== Entries shown ==
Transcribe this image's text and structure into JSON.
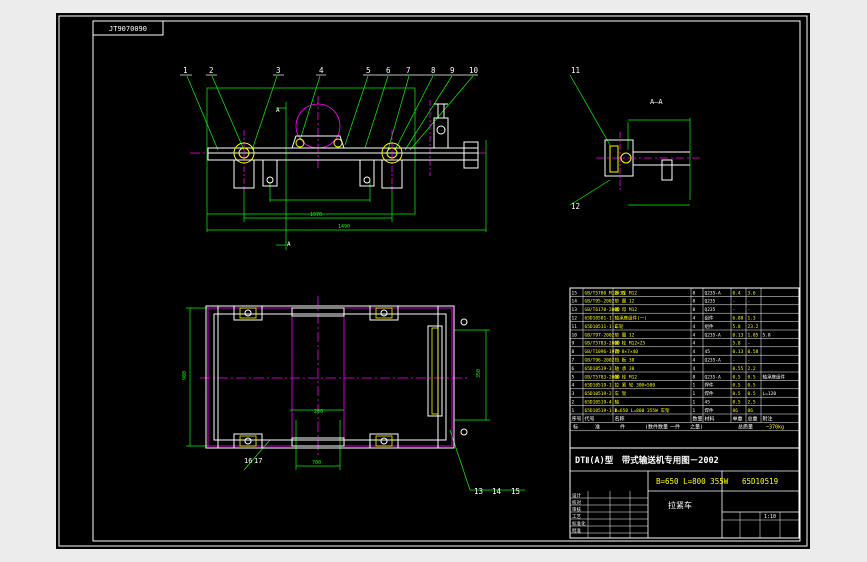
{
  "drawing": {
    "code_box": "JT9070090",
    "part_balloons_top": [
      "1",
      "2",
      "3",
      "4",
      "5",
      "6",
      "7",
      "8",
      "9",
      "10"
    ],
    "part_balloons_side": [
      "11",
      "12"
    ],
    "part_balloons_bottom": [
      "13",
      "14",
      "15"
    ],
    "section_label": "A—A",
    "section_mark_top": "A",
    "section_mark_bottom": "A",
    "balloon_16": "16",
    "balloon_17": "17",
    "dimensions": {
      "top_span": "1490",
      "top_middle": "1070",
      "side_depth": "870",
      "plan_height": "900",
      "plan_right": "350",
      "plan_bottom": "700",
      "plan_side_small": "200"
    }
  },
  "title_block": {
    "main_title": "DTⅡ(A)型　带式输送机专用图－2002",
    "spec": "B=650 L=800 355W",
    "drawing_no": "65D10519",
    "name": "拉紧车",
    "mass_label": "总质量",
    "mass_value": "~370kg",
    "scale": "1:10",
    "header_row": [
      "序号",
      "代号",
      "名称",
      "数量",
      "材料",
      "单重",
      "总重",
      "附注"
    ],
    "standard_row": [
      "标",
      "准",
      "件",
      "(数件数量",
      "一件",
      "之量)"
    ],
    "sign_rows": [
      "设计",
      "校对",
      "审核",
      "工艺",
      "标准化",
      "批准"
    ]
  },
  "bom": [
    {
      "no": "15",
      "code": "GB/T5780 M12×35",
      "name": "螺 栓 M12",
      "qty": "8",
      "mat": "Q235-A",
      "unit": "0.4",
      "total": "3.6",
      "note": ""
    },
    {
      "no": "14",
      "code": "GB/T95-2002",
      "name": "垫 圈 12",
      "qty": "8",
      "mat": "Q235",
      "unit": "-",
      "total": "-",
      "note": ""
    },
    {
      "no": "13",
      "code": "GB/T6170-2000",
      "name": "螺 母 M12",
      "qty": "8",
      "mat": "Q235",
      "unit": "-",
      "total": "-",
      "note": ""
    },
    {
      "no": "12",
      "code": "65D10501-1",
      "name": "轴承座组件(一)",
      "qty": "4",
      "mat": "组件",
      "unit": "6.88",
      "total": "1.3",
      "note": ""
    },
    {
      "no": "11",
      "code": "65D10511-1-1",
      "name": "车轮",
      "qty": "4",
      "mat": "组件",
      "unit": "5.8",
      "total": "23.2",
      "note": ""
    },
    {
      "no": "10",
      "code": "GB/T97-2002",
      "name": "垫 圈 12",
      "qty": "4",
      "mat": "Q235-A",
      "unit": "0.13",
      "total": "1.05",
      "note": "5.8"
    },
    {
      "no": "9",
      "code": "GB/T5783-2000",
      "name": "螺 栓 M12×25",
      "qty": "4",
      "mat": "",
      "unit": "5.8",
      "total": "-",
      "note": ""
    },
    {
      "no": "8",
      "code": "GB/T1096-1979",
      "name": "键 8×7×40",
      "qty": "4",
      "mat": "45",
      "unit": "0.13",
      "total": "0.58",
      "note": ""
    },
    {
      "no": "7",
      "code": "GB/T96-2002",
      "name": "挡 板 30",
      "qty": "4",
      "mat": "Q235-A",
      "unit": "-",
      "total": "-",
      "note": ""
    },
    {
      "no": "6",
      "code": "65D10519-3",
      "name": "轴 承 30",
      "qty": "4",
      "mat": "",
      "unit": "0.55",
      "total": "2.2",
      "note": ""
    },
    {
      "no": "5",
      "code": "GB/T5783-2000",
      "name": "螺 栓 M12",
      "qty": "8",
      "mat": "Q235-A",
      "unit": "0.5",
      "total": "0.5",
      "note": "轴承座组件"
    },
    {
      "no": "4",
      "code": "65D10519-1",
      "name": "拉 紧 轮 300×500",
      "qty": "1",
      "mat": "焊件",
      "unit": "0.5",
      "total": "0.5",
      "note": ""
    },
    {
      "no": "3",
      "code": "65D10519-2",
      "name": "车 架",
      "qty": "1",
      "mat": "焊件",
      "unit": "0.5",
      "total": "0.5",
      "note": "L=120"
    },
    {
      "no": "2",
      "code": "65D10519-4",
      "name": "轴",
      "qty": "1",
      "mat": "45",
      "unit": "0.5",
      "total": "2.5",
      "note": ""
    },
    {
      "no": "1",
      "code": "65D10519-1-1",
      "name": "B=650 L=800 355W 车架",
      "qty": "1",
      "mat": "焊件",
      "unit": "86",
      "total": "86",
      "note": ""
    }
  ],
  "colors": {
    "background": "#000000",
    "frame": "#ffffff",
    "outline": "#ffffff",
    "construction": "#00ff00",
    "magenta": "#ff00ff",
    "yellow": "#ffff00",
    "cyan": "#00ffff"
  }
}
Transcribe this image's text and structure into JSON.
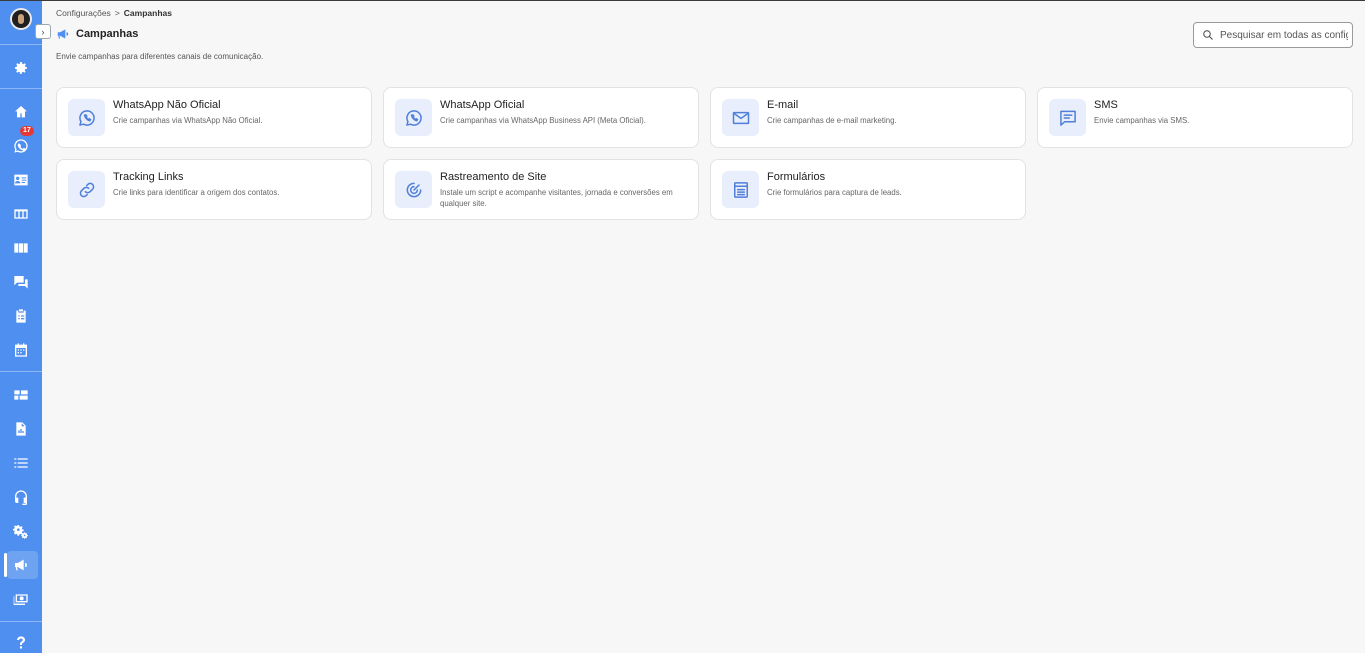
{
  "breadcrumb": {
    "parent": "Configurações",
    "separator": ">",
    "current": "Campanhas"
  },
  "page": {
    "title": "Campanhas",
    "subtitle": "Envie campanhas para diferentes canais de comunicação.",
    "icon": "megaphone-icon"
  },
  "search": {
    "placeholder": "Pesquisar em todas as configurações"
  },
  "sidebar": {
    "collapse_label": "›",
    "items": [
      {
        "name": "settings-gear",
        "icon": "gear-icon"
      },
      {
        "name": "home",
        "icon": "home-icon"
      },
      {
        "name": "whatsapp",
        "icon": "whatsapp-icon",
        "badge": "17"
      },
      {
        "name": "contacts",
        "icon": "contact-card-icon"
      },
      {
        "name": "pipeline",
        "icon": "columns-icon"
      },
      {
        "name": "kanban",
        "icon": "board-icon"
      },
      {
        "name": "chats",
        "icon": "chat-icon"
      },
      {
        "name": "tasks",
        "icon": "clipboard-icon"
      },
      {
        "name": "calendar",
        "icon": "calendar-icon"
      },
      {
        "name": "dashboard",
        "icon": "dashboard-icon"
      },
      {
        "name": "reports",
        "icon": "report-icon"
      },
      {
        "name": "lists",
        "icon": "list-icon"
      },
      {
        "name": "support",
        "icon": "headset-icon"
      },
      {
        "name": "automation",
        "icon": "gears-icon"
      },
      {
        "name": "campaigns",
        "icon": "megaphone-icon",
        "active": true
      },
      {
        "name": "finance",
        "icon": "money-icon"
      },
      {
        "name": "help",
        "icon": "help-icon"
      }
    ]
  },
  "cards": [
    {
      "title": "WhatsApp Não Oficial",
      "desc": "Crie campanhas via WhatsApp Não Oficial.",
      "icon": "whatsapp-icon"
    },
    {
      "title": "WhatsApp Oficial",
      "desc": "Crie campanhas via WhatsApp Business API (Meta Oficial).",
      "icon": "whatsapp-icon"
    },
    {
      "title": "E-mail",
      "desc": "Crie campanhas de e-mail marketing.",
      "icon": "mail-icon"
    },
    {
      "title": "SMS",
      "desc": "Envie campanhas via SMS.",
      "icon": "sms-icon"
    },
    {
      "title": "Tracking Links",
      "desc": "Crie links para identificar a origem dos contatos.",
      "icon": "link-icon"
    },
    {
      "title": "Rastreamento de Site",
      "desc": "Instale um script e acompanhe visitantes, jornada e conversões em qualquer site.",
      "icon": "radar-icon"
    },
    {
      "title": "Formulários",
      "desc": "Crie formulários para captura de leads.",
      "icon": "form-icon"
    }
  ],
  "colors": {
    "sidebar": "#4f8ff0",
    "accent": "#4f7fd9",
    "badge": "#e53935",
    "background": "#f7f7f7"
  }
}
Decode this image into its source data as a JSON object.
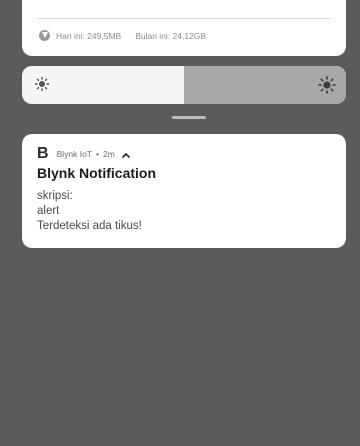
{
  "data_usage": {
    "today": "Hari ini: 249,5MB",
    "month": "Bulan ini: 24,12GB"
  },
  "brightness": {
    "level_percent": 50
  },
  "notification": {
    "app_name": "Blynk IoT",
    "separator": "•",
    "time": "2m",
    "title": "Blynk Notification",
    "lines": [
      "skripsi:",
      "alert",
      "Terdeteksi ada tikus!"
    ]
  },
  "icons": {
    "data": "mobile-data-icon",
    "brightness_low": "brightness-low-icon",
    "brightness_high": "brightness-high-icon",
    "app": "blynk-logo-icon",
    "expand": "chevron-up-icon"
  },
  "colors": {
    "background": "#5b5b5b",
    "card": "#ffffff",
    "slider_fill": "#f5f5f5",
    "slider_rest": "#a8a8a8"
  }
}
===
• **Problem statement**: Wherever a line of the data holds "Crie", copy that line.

• **Result of the task**:
      "desc": "Crie campanhas via WhatsApp Não Oficial.",
      "desc": "Crie campanhas via WhatsApp Business API (Meta Oficial).",
      "desc": "Crie campanhas de e-mail marketing.",
      "desc": "Crie links para identificar a origem dos contatos.",
      "desc": "Crie formulários para captura de leads.",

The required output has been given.